» YOUR OBJECTIVE: Copy each line of the entries that contains the word "this".

::: DATA LISTING :::

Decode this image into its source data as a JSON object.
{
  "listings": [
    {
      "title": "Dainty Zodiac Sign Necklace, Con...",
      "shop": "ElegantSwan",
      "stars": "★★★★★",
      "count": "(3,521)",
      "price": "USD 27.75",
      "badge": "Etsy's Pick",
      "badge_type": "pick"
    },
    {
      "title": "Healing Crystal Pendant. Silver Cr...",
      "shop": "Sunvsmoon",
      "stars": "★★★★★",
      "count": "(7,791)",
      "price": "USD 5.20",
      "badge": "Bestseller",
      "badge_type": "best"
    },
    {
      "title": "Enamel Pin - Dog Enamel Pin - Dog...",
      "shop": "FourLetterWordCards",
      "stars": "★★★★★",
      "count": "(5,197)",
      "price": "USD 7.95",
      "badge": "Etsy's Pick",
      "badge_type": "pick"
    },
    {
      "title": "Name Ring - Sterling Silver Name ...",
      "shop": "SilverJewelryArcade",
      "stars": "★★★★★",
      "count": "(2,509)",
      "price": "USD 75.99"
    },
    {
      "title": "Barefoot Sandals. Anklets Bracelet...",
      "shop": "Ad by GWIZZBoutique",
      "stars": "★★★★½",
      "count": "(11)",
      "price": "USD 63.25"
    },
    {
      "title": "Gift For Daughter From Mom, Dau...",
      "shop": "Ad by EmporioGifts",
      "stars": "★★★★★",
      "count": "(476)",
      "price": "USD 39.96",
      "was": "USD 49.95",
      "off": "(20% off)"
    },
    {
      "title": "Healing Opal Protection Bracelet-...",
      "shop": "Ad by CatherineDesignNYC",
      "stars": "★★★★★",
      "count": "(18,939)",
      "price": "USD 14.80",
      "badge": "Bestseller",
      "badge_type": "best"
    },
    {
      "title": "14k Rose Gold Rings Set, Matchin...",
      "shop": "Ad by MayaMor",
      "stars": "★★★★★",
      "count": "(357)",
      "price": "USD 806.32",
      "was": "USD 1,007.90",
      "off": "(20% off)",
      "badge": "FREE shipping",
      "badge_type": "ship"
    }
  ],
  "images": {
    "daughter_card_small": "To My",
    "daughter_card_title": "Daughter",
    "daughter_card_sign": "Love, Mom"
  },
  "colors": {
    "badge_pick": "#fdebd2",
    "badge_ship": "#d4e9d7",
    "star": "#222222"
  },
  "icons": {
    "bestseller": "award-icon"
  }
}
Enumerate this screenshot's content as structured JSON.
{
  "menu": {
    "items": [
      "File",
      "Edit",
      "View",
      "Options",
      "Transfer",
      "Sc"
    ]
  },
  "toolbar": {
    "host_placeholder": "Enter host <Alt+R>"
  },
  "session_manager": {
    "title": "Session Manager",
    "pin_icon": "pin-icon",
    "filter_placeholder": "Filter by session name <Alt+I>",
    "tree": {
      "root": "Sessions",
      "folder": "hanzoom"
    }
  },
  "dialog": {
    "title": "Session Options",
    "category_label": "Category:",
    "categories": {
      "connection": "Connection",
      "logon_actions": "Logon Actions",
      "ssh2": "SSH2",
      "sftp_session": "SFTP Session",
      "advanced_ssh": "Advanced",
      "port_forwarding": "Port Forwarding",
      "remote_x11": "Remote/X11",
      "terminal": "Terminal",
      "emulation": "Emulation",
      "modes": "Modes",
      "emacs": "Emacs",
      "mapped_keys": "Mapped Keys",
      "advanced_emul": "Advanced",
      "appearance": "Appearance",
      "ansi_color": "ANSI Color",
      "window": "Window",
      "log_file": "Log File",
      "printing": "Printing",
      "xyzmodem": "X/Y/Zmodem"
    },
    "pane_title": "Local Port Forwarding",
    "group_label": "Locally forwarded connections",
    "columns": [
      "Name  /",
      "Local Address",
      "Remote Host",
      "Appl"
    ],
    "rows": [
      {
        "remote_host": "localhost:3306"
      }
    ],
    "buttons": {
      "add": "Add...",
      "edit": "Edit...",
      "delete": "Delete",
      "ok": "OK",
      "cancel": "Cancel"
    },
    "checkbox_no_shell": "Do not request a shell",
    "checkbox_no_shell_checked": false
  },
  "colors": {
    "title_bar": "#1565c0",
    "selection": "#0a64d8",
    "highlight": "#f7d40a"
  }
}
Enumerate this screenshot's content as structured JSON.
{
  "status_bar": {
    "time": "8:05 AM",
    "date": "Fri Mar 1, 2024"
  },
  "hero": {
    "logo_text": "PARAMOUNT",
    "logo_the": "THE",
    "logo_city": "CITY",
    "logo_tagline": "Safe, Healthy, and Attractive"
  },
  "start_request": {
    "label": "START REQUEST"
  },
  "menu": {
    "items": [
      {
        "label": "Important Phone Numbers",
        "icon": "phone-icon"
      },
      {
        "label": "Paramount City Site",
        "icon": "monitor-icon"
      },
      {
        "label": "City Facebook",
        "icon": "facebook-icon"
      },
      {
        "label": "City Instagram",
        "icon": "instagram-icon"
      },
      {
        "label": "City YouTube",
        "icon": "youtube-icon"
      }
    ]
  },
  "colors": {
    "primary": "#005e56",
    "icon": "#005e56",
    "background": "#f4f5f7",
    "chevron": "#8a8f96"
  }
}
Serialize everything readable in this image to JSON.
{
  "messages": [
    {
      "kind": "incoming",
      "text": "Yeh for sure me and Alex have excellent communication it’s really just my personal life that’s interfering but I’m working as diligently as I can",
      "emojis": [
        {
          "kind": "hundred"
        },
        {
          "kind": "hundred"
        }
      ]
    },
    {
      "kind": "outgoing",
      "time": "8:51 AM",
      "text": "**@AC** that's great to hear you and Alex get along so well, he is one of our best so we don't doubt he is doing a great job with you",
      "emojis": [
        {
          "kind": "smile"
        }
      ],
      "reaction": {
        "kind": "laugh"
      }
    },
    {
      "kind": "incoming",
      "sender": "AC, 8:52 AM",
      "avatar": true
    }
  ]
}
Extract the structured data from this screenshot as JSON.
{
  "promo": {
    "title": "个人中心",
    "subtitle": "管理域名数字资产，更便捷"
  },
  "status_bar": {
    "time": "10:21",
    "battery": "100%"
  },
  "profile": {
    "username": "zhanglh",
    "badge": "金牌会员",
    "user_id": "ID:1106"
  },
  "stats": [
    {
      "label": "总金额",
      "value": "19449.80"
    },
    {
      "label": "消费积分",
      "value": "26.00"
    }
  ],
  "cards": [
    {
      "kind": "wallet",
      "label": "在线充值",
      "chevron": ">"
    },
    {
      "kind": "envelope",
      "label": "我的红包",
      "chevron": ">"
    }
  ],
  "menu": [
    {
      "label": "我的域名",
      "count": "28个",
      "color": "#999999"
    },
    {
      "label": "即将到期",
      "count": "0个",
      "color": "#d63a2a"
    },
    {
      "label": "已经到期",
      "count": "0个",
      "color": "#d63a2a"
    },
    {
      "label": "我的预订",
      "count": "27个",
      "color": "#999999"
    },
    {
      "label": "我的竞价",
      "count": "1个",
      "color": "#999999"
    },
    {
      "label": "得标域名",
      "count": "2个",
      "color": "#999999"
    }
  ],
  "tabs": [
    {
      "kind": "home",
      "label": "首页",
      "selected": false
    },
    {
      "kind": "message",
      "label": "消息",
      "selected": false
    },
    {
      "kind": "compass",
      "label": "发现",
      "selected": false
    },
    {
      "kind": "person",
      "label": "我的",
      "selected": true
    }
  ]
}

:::

» WRITTEN ANSWER:
Decode this image into its source data as a JSON object.
Enumerate this screenshot's content as structured JSON.
Enumerate this screenshot's content as structured JSON.
Serialize everything readable in this image to JSON.
Extract the structured data from this screenshot as JSON.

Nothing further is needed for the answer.